■ Action item
Write out every record below exactly, so that nothing differs from what is shown.

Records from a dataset
● ● ● ● ●
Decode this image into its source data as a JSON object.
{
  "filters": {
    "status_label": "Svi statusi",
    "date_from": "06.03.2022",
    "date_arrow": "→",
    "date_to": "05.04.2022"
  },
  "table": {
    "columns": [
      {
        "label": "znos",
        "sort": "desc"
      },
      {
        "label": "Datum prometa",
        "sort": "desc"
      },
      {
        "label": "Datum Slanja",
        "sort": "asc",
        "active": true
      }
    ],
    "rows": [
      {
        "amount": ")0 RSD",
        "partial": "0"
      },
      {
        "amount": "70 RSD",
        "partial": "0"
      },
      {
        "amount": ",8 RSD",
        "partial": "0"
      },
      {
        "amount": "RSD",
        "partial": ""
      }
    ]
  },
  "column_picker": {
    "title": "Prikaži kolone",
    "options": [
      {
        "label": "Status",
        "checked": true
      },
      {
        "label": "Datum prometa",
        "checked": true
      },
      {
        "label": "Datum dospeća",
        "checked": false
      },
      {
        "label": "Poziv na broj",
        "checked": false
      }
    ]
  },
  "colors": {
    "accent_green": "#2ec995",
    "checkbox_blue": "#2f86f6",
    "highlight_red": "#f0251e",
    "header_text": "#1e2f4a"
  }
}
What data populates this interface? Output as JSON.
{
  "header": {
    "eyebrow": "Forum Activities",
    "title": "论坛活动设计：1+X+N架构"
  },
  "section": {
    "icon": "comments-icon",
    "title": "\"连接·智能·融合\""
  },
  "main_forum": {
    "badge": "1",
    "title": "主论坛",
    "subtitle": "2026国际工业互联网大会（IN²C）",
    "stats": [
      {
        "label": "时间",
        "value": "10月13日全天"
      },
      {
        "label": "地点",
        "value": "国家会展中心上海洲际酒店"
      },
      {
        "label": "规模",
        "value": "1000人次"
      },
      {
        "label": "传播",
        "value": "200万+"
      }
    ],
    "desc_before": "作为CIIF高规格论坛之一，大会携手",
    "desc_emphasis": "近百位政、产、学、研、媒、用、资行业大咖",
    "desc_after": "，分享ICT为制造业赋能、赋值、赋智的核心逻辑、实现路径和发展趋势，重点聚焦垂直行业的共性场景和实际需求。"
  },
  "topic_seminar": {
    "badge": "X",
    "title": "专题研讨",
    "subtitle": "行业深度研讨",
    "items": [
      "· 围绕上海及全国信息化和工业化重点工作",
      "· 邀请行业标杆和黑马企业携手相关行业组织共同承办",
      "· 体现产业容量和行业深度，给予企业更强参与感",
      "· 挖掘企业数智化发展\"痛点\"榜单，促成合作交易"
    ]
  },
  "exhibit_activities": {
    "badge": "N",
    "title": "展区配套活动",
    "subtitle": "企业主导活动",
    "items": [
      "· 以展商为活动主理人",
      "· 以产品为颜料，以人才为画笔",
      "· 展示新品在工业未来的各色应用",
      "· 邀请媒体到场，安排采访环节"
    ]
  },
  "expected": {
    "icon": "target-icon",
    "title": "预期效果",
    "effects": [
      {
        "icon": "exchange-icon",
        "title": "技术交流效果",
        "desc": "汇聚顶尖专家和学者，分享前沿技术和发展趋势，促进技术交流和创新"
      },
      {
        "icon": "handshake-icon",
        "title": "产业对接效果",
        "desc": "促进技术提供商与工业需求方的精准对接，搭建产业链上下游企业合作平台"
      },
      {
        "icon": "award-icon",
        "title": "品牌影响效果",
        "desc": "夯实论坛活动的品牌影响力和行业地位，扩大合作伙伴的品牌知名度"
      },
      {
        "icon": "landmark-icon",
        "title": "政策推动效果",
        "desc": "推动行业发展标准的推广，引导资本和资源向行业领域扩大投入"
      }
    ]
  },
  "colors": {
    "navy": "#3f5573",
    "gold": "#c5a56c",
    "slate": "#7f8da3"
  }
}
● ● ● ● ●
■ Task output
Decode this image into its source data as a JSON object.
{
  "filters": {
    "status_label": "Svi statusi",
    "date_from": "06.03.2022",
    "date_arrow": "→",
    "date_to": "05.04.2022"
  },
  "table": {
    "columns": [
      {
        "label": "znos",
        "sort": "desc"
      },
      {
        "label": "Datum prometa",
        "sort": "desc"
      },
      {
        "label": "Datum Slanja",
        "sort": "asc",
        "active": true
      }
    ],
    "rows": [
      {
        "amount": ")0 RSD",
        "partial": "0"
      },
      {
        "amount": "70 RSD",
        "partial": "0"
      },
      {
        "amount": ",8 RSD",
        "partial": "0"
      },
      {
        "amount": "RSD",
        "partial": ""
      }
    ]
  },
  "column_picker": {
    "title": "Prikaži kolone",
    "options": [
      {
        "label": "Status",
        "checked": true
      },
      {
        "label": "Datum prometa",
        "checked": true
      },
      {
        "label": "Datum dospeća",
        "checked": false
      },
      {
        "label": "Poziv na broj",
        "checked": false
      }
    ]
  },
  "colors": {
    "accent_green": "#2ec995",
    "checkbox_blue": "#2f86f6",
    "highlight_red": "#f0251e",
    "header_text": "#1e2f4a"
  }
}
What data populates this interface? Output as JSON.
{
  "header": {
    "eyebrow": "Forum Activities",
    "title": "论坛活动设计：1+X+N架构"
  },
  "section": {
    "icon": "comments-icon",
    "title": "\"连接·智能·融合\""
  },
  "main_forum": {
    "badge": "1",
    "title": "主论坛",
    "subtitle": "2026国际工业互联网大会（IN²C）",
    "stats": [
      {
        "label": "时间",
        "value": "10月13日全天"
      },
      {
        "label": "地点",
        "value": "国家会展中心上海洲际酒店"
      },
      {
        "label": "规模",
        "value": "1000人次"
      },
      {
        "label": "传播",
        "value": "200万+"
      }
    ],
    "desc_before": "作为CIIF高规格论坛之一，大会携手",
    "desc_emphasis": "近百位政、产、学、研、媒、用、资行业大咖",
    "desc_after": "，分享ICT为制造业赋能、赋值、赋智的核心逻辑、实现路径和发展趋势，重点聚焦垂直行业的共性场景和实际需求。"
  },
  "topic_seminar": {
    "badge": "X",
    "title": "专题研讨",
    "subtitle": "行业深度研讨",
    "items": [
      "· 围绕上海及全国信息化和工业化重点工作",
      "· 邀请行业标杆和黑马企业携手相关行业组织共同承办",
      "· 体现产业容量和行业深度，给予企业更强参与感",
      "· 挖掘企业数智化发展\"痛点\"榜单，促成合作交易"
    ]
  },
  "exhibit_activities": {
    "badge": "N",
    "title": "展区配套活动",
    "subtitle": "企业主导活动",
    "items": [
      "· 以展商为活动主理人",
      "· 以产品为颜料，以人才为画笔",
      "· 展示新品在工业未来的各色应用",
      "· 邀请媒体到场，安排采访环节"
    ]
  },
  "expected": {
    "icon": "target-icon",
    "title": "预期效果",
    "effects": [
      {
        "icon": "exchange-icon",
        "title": "技术交流效果",
        "desc": "汇聚顶尖专家和学者，分享前沿技术和发展趋势，促进技术交流和创新"
      },
      {
        "icon": "handshake-icon",
        "title": "产业对接效果",
        "desc": "促进技术提供商与工业需求方的精准对接，搭建产业链上下游企业合作平台"
      },
      {
        "icon": "award-icon",
        "title": "品牌影响效果",
        "desc": "夯实论坛活动的品牌影响力和行业地位，扩大合作伙伴的品牌知名度"
      },
      {
        "icon": "landmark-icon",
        "title": "政策推动效果",
        "desc": "推动行业发展标准的推广，引导资本和资源向行业领域扩大投入"
      }
    ]
  },
  "colors": {
    "navy": "#3f5573",
    "gold": "#c5a56c",
    "slate": "#7f8da3"
  }
}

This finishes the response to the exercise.